Credit: U.S. Air Force | Master Sgt. Cecilio Ricardo

Military recruits have marched off to boot camp with nothing more than their families' well-wishes in the past, but today's warriors could get a little help from their smartphones. The U.S. Air Force Reserve has drawn up a wish list for a smartphone app that can help recruits adjust to basic training and military life.

The dream app combines nutrition and exercise features that even civilian smartphone owners might envy. One app feature would count calories based on photos of food taken by the phone. Another would map a recruit's runs based on their smartphone GPS. A third feature would even provide a digital assistant similar to the Apple iPhone's Siri that can talk fitness encouragement to trainees.

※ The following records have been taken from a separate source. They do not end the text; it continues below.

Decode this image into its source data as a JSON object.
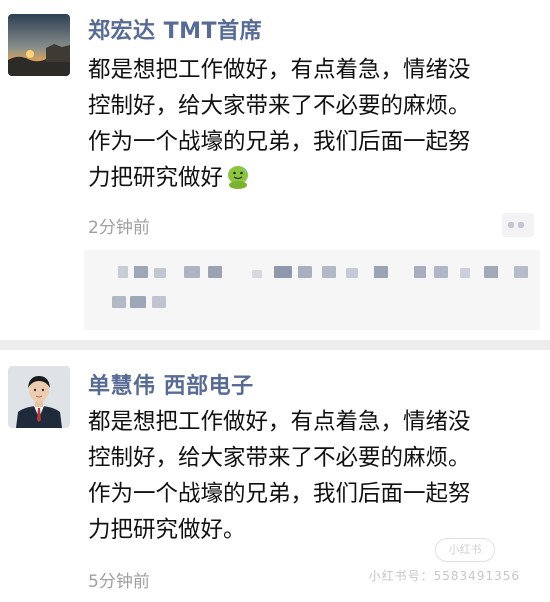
{
  "posts": [
    {
      "author": "郑宏达 TMT首席",
      "text_lines": [
        "都是想把工作做好，有点着急，情绪没",
        "控制好，给大家带来了不必要的麻烦。",
        "作为一个战壕的兄弟，我们后面一起努",
        "力把研究做好"
      ],
      "emoji": "sweat-smile-icon",
      "time": "2分钟前"
    },
    {
      "author": "单慧伟  西部电子",
      "text_lines": [
        "都是想把工作做好，有点着急，情绪没",
        "控制好，给大家带来了不必要的麻烦。",
        "作为一个战壕的兄弟，我们后面一起努",
        "力把研究做好。"
      ],
      "time": "5分钟前"
    }
  ],
  "watermark": {
    "logo": "小红书",
    "text": "小红书号：5583491356"
  },
  "colors": {
    "name": "#576b95",
    "text": "#111111",
    "time": "#a0a0a0",
    "divider": "#ededed"
  }
}
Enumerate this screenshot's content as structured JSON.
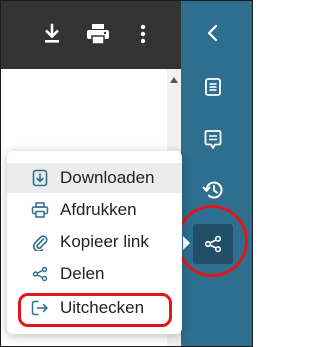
{
  "toolbar": {
    "icons": [
      "download-icon",
      "print-icon",
      "more-vertical-icon"
    ]
  },
  "sidebar": {
    "icons": [
      "chevron-left-icon",
      "document-list-icon",
      "comment-icon",
      "history-icon",
      "share-icon"
    ],
    "active": "share"
  },
  "menu": {
    "items": [
      {
        "label": "Downloaden",
        "icon": "download-file-icon",
        "highlighted": true
      },
      {
        "label": "Afdrukken",
        "icon": "print-icon",
        "highlighted": false
      },
      {
        "label": "Kopieer link",
        "icon": "paperclip-icon",
        "highlighted": false
      },
      {
        "label": "Delen",
        "icon": "share-icon",
        "highlighted": false
      },
      {
        "label": "Uitchecken",
        "icon": "checkout-icon",
        "highlighted": false
      }
    ]
  },
  "colors": {
    "toolbar_bg": "#333333",
    "sidebar_bg": "#2e6e8e",
    "sidebar_active_bg": "#214f67",
    "annotation_red": "#e0161b",
    "menu_highlight": "#ececec"
  }
}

But the app ideas list also has plenty of military-centric features based on learning military law, chain of command or individual responsibilities as an Air Force Reserve member. Even suggested games have themes, including "Name the Military Tune" or "Weapons Familiarization" for the U.S. military's standard-issue M-16 assault rifle — not to mention games for learning rank, chain of command, military law, and Air Force history.

Such games would combine with possible social networking features that include basic profile information (including gender, base of assignment and ship date) and help bring people together for carpooling or to cooperate in fitness challenges. The Air Force Reserve envisions the app allowing up to 4,000 users at a time accessing the Internet through smartphone, netbook, tablet or computer.

The Air Force Reserve put out the call for interested smartphone app-makers in a "request for information" notice on June 13 with an original deadline of June 26 for any interested app-makers. But it has already extended the contact due date to July 6 because of "significant interest and questions."

This story was provided by InnovationNewsDaily, a sister site to LiveScience. You can follow InnovationNewsDaily on Twitter @News_Innovation, or on Facebook.